[[ DATA PROVIDED open ]]

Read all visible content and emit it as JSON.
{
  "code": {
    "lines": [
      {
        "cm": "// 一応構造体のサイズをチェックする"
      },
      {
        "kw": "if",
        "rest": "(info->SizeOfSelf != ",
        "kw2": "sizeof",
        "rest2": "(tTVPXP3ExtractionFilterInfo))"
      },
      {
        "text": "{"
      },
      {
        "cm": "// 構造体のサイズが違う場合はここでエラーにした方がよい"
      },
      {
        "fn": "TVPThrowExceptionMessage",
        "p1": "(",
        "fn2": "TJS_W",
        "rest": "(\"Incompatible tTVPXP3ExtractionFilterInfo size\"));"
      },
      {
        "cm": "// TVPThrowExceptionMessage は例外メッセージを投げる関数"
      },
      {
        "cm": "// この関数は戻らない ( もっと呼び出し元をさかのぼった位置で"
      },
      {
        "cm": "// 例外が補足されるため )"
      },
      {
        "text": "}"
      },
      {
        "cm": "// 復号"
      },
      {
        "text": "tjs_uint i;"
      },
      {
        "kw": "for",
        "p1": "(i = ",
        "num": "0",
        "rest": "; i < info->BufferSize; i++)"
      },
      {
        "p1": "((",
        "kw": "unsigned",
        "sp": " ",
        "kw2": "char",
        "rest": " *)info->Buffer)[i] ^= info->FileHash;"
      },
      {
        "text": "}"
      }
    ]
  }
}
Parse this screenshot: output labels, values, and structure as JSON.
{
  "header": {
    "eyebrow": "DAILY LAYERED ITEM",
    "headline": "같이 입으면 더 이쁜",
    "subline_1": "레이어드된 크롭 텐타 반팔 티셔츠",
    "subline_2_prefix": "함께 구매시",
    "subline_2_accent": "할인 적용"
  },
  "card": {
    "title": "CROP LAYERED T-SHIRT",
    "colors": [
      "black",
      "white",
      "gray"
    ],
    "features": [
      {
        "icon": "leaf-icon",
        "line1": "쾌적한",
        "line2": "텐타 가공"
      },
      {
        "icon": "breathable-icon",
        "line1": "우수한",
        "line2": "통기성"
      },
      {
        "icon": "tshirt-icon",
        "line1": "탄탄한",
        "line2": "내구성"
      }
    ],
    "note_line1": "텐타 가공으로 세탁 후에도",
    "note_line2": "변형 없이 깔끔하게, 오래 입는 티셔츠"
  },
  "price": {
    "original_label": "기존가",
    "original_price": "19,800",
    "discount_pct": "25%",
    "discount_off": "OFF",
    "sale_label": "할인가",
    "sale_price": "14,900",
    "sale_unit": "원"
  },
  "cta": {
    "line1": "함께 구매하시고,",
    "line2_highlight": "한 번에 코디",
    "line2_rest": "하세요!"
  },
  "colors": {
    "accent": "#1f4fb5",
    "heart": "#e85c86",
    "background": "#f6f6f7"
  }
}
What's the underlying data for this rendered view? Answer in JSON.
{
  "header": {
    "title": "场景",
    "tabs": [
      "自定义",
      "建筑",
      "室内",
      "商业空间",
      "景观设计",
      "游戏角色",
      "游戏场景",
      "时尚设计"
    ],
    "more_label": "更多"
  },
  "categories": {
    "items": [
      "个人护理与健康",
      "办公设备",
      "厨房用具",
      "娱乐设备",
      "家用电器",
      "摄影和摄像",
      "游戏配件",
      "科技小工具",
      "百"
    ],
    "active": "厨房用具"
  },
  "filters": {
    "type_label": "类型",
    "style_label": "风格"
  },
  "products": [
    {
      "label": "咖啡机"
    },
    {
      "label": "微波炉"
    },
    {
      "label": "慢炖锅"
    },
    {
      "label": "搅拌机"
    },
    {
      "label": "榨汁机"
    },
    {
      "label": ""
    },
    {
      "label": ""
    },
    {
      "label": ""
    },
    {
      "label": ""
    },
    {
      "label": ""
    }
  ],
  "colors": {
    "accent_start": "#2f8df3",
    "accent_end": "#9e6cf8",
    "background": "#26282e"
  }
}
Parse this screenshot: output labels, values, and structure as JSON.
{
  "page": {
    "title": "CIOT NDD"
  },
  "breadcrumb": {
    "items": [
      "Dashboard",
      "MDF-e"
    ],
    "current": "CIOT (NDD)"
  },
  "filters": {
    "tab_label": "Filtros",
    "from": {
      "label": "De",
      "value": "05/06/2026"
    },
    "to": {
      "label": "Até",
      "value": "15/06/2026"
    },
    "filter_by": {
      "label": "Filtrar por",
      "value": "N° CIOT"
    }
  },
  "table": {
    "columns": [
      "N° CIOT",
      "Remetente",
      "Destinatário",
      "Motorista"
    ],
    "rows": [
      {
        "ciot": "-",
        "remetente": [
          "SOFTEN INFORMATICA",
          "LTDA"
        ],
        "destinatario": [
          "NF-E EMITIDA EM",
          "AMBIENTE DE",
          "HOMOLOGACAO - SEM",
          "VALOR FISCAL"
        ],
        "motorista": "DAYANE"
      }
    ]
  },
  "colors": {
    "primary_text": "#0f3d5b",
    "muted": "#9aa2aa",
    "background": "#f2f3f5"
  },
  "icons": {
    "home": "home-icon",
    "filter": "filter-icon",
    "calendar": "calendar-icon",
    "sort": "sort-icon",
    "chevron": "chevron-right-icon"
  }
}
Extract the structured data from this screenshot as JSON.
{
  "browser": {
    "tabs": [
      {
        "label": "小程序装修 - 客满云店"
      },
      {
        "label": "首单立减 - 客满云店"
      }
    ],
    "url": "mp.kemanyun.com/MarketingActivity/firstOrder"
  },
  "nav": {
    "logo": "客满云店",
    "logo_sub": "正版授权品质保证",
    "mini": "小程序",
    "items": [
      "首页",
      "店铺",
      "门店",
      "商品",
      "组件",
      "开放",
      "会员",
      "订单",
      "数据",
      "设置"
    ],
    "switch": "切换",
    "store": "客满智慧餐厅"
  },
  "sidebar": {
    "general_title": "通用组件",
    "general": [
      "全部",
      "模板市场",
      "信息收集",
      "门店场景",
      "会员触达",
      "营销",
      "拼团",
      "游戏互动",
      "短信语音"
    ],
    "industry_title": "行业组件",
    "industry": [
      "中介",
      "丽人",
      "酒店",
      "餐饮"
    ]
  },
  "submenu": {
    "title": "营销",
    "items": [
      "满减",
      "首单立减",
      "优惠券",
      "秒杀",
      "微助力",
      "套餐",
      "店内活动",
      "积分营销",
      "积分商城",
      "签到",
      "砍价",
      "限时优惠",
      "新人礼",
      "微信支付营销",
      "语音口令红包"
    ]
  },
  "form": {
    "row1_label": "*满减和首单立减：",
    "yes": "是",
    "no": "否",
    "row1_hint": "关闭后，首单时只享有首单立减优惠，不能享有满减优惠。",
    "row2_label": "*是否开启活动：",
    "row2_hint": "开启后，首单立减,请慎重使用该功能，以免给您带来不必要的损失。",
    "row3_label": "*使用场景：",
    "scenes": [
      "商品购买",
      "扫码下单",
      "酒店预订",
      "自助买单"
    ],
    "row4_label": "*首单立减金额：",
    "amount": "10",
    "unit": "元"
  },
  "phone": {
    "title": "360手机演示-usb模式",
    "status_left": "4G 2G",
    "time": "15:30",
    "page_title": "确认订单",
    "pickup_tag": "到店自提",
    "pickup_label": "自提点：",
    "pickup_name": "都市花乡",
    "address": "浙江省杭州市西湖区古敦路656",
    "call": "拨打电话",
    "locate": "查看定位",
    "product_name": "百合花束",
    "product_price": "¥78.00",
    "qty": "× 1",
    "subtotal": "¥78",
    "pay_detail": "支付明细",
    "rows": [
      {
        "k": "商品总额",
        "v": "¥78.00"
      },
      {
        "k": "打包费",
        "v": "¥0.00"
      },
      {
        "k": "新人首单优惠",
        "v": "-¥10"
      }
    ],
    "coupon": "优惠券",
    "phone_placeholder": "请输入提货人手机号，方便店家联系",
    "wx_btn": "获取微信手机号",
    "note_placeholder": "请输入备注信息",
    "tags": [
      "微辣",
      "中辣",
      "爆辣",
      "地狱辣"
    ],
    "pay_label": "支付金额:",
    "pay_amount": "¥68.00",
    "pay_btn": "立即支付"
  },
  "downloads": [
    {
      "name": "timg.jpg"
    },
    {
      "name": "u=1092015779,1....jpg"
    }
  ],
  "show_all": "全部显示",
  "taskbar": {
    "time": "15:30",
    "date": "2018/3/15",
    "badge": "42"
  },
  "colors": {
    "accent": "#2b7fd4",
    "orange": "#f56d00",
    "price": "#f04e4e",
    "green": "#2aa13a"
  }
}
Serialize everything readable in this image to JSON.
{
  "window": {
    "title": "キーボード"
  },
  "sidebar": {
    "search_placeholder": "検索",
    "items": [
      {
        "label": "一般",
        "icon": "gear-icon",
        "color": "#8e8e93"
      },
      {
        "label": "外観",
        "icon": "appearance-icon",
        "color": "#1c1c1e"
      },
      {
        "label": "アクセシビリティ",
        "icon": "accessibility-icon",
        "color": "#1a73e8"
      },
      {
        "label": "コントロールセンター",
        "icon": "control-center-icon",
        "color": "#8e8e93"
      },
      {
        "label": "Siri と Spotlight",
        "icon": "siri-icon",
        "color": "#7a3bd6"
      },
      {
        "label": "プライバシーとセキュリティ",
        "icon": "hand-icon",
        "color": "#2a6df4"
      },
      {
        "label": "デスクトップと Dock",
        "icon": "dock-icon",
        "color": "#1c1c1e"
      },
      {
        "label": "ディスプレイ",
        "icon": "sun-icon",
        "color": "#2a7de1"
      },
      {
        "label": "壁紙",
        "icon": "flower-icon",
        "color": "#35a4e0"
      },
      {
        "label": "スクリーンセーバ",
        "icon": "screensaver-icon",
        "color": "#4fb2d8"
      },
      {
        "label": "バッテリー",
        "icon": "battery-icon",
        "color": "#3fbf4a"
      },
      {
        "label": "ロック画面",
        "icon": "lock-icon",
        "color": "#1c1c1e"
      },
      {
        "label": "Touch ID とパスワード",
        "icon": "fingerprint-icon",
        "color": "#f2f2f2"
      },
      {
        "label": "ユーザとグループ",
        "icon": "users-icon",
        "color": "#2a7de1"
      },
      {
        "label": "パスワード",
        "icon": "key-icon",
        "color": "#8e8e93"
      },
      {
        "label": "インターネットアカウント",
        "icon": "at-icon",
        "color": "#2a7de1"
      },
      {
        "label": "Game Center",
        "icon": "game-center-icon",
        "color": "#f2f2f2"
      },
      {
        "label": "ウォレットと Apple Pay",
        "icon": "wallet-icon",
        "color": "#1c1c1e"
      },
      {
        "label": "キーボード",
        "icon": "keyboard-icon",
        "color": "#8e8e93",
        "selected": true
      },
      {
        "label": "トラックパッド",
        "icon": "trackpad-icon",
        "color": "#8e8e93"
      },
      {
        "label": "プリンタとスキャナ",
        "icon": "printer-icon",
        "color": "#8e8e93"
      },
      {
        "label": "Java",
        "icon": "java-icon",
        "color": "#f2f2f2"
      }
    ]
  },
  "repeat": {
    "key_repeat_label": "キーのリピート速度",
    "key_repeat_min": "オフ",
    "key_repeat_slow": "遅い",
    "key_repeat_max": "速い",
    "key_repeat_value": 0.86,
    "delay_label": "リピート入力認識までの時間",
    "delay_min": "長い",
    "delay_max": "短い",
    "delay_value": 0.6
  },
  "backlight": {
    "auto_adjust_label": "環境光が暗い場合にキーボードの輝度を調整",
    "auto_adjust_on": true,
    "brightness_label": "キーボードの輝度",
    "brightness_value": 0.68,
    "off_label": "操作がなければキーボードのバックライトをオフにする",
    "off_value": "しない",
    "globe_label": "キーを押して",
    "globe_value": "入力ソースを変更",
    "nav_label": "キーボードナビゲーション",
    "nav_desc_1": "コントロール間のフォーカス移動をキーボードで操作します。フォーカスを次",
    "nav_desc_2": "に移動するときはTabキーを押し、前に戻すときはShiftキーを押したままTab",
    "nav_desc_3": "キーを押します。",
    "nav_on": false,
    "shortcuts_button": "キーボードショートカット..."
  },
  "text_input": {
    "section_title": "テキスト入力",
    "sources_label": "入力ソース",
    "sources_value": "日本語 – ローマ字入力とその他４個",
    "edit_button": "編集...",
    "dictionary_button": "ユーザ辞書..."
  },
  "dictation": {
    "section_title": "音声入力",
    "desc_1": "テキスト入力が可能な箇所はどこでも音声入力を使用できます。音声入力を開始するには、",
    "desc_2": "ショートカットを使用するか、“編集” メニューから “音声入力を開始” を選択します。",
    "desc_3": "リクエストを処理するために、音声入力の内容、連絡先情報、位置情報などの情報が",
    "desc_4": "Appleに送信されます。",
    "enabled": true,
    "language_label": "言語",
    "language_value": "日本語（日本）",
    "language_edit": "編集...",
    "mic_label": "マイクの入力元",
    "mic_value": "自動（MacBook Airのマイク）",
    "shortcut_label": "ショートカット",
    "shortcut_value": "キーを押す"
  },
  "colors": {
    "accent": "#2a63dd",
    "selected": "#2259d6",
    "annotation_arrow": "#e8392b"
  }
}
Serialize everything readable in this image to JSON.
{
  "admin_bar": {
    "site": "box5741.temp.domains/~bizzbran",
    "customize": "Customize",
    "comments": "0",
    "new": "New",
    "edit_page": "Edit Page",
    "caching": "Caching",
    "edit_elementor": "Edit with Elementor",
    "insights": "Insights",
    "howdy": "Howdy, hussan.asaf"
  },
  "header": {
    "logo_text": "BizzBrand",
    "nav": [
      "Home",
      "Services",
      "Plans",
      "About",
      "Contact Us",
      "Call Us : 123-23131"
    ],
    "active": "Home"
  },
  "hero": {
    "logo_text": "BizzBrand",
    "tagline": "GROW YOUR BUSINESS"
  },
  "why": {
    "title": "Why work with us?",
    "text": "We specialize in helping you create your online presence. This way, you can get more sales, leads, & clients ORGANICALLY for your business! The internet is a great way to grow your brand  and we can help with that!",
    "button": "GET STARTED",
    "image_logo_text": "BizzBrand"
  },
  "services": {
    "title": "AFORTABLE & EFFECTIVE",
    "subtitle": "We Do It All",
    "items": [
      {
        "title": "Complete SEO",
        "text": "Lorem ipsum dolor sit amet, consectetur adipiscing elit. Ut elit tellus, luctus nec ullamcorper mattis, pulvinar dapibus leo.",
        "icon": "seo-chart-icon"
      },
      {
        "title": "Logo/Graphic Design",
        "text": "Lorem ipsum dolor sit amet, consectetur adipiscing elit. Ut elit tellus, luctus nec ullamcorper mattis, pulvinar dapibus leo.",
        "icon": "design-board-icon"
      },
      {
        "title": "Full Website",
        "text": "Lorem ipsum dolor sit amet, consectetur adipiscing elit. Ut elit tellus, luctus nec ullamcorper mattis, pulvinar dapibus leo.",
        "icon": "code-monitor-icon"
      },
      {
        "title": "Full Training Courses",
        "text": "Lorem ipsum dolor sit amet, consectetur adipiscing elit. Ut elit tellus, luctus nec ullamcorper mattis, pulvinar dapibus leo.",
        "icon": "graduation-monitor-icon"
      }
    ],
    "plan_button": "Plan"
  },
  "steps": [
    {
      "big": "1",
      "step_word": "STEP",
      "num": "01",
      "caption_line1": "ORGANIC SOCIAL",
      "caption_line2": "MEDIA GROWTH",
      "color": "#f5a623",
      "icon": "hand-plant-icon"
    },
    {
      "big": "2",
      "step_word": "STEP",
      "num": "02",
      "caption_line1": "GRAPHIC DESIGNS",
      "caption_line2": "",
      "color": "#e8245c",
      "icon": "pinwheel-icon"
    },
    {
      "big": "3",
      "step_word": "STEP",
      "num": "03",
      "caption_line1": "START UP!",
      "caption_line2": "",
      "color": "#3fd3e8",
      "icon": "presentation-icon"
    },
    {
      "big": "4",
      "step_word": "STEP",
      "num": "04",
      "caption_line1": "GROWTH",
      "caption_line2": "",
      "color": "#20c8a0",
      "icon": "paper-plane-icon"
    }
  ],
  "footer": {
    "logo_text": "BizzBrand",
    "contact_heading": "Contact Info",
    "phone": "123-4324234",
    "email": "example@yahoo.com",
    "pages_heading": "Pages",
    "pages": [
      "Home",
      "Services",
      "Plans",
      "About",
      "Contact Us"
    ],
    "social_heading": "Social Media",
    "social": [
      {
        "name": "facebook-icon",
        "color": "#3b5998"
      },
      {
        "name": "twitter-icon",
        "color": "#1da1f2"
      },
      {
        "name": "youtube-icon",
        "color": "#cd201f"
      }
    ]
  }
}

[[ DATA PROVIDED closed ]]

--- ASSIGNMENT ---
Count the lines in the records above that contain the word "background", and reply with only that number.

--- WRITTEN SOLUTION ---
3